The term “sanctuary city” has a nice ring to it. What city doesn’t want to be a safe space for its inhabitants, no matter where they were born? The trouble is, when it comes to illegal immigration, a blanket welcome mat for all can lead to some pretty serious consequences.
The first warning bell is the lack of an agreed upon definition of the term. The general consensus is that a sanctuary town, city, or county is one that has officially decided not to comply with federal law that requires them to detain illegal immigrants. It’s a sort of “don’t ask, don’t tell” policy for immigration. Cities across the country, including San Francisco, New York, and Chicago use the sanctuary city label.
The actions of sanctuary cities are actually in violation of US Code § 1373, which states that “a Federal, State, or local government entity or official may not prohibit, or in any way restrict, any government entity or official from sending to, or receiving from, the Immigration and Naturalization Service information regarding the citizenship or immigration status, lawful or unlawful, of any individual.”
This isn’t just an act of civil disobedience, though. These same cities receive thousands of federal grant dollars every year even though they are acting in direct violation of the law. If they break the rules, why are they still getting the funding?
And it’s not just a matter of money. Real human lives are at stake. Of the 8,145 undocumented immigrants released from detention between January 1, 2014 and August 31, 2014:
- 5,132 (63%) had previous criminal convictions or were considered public safety concerns;
- 2,984 (36.6%) had felony charges or convictions;
- 1,909 (23.4%) had misdemeanor convictions or charges related to violence, assault, sexual abuse, weapons, or drugs;
- 239 (2.9%) had three or more misdemeanor convictions.
Of course illegal immigrants aren’t responsible for all the crimes committed in cities. But the fact that so many have a history of criminal activity is disturbing, to say the least.

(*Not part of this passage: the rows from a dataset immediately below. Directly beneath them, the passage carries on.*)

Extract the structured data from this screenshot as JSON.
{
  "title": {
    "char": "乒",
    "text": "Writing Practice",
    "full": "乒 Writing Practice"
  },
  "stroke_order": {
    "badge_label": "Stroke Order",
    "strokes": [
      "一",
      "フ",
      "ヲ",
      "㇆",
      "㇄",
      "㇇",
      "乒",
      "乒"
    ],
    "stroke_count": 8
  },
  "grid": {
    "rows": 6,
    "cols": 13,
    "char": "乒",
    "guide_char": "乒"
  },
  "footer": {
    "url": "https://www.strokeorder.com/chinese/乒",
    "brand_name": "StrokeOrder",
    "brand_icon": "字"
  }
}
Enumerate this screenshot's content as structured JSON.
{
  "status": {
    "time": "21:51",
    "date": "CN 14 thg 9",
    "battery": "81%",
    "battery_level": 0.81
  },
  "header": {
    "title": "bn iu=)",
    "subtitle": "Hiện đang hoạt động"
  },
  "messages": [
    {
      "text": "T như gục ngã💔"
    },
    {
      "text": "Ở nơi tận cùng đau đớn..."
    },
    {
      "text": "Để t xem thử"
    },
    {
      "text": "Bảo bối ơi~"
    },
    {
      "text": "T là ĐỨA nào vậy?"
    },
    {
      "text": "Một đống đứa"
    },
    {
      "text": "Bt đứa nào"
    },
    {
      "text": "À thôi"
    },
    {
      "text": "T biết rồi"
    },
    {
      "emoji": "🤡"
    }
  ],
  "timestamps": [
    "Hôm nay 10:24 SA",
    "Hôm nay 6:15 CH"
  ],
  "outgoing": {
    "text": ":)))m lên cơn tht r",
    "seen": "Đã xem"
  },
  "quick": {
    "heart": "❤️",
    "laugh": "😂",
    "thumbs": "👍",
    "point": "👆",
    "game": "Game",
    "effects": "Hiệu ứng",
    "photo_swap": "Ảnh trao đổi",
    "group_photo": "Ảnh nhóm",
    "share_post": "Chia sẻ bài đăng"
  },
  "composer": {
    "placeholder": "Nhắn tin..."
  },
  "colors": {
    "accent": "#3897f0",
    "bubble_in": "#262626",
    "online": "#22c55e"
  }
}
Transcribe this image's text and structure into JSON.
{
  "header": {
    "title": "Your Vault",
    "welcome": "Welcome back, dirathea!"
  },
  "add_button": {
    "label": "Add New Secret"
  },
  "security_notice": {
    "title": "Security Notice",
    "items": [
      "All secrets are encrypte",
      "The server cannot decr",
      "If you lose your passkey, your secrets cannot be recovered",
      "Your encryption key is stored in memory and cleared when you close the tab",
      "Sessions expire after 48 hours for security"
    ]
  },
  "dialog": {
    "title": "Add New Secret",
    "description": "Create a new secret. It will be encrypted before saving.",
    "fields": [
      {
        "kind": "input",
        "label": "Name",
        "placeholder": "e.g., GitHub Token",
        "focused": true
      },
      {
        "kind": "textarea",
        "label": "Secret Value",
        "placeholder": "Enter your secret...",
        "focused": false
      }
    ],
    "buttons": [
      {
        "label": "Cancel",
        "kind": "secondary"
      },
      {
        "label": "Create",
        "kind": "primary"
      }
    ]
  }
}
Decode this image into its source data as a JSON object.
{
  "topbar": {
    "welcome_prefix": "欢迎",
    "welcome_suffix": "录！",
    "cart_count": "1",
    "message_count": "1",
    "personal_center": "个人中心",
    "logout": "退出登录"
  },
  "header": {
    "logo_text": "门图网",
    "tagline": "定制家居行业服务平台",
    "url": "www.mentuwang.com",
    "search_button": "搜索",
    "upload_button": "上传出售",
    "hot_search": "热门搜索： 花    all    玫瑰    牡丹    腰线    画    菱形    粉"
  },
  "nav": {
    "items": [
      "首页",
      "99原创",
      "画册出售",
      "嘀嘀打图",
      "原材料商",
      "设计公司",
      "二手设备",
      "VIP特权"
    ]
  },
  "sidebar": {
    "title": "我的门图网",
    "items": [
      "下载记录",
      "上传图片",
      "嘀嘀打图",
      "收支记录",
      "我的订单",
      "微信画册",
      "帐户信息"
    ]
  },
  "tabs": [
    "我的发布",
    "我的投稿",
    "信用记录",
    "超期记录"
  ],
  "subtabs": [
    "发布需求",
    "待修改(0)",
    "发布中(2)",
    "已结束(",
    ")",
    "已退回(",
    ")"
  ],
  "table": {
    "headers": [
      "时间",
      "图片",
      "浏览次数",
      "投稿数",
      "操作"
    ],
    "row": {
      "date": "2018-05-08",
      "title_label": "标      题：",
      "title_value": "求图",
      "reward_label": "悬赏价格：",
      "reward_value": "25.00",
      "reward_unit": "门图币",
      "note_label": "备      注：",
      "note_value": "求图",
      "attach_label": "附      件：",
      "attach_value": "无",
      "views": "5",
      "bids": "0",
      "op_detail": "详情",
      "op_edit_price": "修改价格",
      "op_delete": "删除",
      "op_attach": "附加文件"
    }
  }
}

This lesson was brought home to residents of San Francisco in 2015, when, on July 1, Kathryn Steinle was fatally shot. Her alleged murderer is an illegal immigrant from Mexico with a criminal history and a record of several previous deportations.
Whether or not Juan Francisco Lopez-Sanchez is ultimately found guilty of this crime, he was definitely breaking the law by being a felon in possession of a firearm. And if local authorities had seen fit to inform the federal government about Lopez-Sanchez’s status as an illegal immigrant, it’s quite possible this murder might never have happened.
The Steinle case was not, unfortunately, an isolated incident. Violence perpetuated by illegal immigrants in sanctuary cities is disturbingly common. In Los Angeles, 95% of all outstanding warrants for homicide are for illegal immigrants. In southern California, 60% of the 18th Street Gang (which has at least 20,000 members) are illegal immigrants who partner with the Mexican Mafia on drug distribution schemes, extortion, assassinations, assaults, and robberies. In fact, these gangs are well known for specifically targeting recently arrived illegal immigrants and convincing them to join the ranks.
City dwellers deserve to feel safe and supported in their hometowns no matter where they originally came from. And the many injustices and complications—not to mention frequent bigotry—around US immigration can’t be overlooked. Still, sanctuary cities are hardly the sanctuaries they claim to be.